What the task requires:
For each line below that holds the word "Grid", make a copy.

Dataset content:

__________

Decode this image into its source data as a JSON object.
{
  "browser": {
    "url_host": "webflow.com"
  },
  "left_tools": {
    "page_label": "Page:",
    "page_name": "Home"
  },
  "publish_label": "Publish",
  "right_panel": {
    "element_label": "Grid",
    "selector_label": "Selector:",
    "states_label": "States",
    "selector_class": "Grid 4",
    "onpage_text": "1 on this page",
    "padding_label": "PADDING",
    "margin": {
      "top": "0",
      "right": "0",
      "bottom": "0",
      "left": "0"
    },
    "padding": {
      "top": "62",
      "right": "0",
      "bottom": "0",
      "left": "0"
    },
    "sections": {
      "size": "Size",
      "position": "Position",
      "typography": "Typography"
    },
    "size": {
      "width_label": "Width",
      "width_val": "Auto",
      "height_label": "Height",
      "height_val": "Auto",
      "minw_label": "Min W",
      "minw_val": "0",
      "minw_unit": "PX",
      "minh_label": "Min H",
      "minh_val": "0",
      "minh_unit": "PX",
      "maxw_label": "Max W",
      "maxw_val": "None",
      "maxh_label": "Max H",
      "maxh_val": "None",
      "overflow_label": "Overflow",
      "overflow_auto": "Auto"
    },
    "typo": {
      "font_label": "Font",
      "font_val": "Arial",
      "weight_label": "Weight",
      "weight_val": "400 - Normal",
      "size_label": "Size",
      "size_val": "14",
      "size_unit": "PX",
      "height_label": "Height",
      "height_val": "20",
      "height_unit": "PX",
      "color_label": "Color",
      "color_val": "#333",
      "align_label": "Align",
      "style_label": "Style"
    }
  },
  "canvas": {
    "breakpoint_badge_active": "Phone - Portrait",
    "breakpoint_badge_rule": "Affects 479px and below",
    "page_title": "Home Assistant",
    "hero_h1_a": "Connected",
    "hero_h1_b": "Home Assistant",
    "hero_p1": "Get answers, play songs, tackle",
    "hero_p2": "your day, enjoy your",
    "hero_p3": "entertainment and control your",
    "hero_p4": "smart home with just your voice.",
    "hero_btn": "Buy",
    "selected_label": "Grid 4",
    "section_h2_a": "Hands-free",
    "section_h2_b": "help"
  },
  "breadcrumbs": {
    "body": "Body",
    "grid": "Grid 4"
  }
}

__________

Final answer:
    "element_label": "Grid",
    "selector_class": "Grid 4",
    "selected_label": "Grid 4",
    "grid": "Grid 4"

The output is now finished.